Colorado economy expected to grow, but work force changes pose challenges

Colorado is expected to continue to enjoy economic growth. But increasingly expensive housing and a tightening labor market in some areas of the state could make it more difficult for businesses to attract quality job applicants. Changing demographics in the work force also pose challenges.

“There’s really a good news-bad news story to the economy. While there’s incredible optimism around the state’s economy, the high housing prices make it harder for businesses to find quality employees. More than that, with Millenials taking over as the majority work force population, businesses may have to change how they do business to attract and keep these employees,” said Bruce Alexander, president and chief executive officer of Vectra Bank Colorado.

Three speakers shared their outlooks during an annual economic forecast update hosted by Vectra Bank Colorado in Denver: Patricia Silverstein, president of Development Research Partners; Henry Sobanet, director of the Office of State Planning and Budgeting; and Elizabeth Garner, state demographer.

While the Colorado economy is forecast to continue strengthening, the results have included rising housing prices and a tightening labor market in some areas of the state. That’s making it more difficult to attract top-tier job candidates.

Members of the Millennial generation, those ages 18 to 34, outnumber baby boomers in the work force as older employers retire. Those two groups will have different needs in coming years.

“It will be important for businesses to look at how they must bridge that gap to take advantage of everything the Millenials bring to the table … as well as taking advantage of what the boomers have in terms of institutional knowledge,” Garner said.

Silverstein said the growing development of higher-density, multi-family housing reflects efforts to cater to younger workers who prefer a more urban lifestyle.

Sobanet said the aging population will require changes in the state budget to accommodate growing demand on health care programs and other resources.

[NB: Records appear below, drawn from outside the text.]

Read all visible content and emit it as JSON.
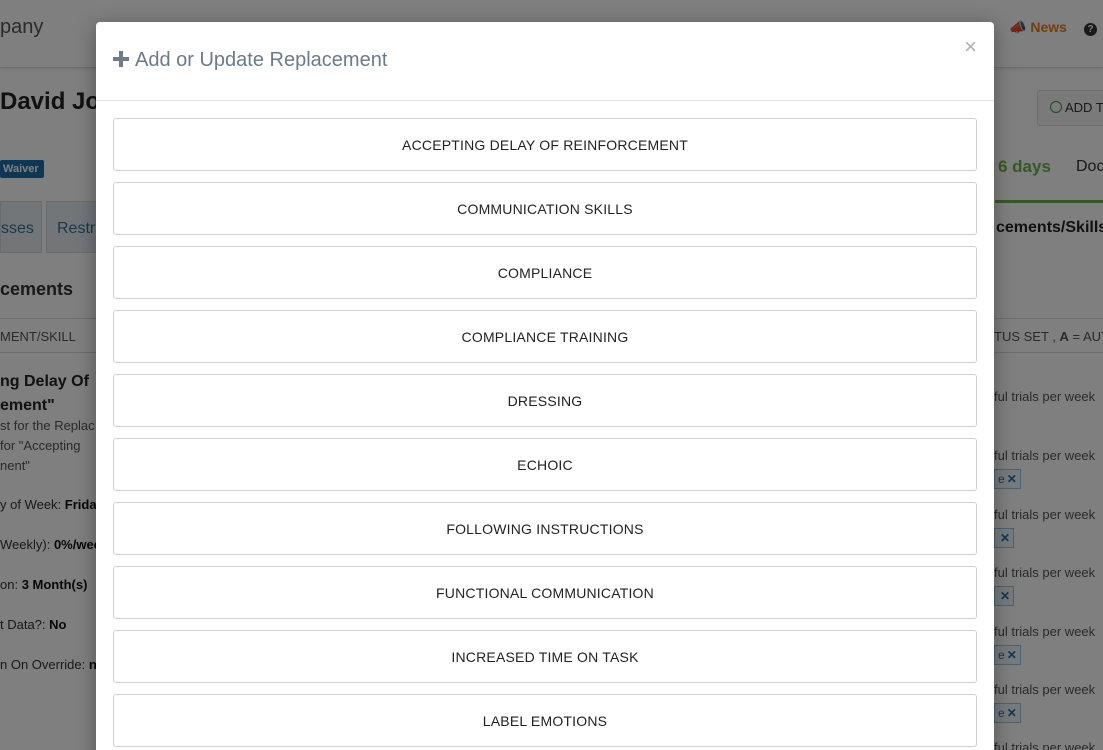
{
  "header": {
    "company": "pany",
    "news_label": "News",
    "help_icon": "question-circle-icon",
    "news_icon": "megaphone-icon"
  },
  "client": {
    "name": "David Jo",
    "add_button_label": "ADD T",
    "waiver_badge": "Waiver",
    "days": "6 days",
    "doc_label": "Doc"
  },
  "tabs": {
    "tab1": "sses",
    "tab2": "Restr",
    "right_tab": "cements/Skills"
  },
  "section": {
    "title": "cements",
    "col_header_left": "MENT/SKILL",
    "col_header_right_prefix": "TUS SET , ",
    "col_header_right_bold": "A",
    "col_header_right_suffix": " = AUT"
  },
  "item": {
    "title_line1": "ng Delay Of",
    "title_line2": "ement\"",
    "desc_line1": "st for the Replac",
    "desc_line2": "for \"Accepting",
    "desc_line3": "nent\"",
    "meta": [
      {
        "label": "y of Week: ",
        "value": "Frida"
      },
      {
        "label": "Weekly): ",
        "value": "0%/wee"
      },
      {
        "label": "on: ",
        "value": "3 Month(s)"
      },
      {
        "label": "t Data?: ",
        "value": "No"
      },
      {
        "label": "n On Override: ",
        "value": "n"
      }
    ]
  },
  "right_column": {
    "trials_text": "ful trials per week",
    "tags": [
      "e",
      "",
      "",
      "e",
      "e"
    ]
  },
  "modal": {
    "title": "Add or Update Replacement",
    "close_symbol": "×",
    "options": [
      "ACCEPTING DELAY OF REINFORCEMENT",
      "COMMUNICATION SKILLS",
      "COMPLIANCE",
      "COMPLIANCE TRAINING",
      "DRESSING",
      "ECHOIC",
      "FOLLOWING INSTRUCTIONS",
      "FUNCTIONAL COMMUNICATION",
      "INCREASED TIME ON TASK",
      "LABEL EMOTIONS"
    ]
  },
  "colors": {
    "overlay": "#000000",
    "accent_green": "#6bb24a",
    "news_orange": "#e67e22",
    "badge_blue": "#1f6fa8"
  }
}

Despite overall economic growth in Colorado, rural areas of the state continue to lag behind the Denver area and must make changes to improve local conditions, Sobanet added. Lower natural gas prices and decreased military spending have played a role in creating more challenging environments.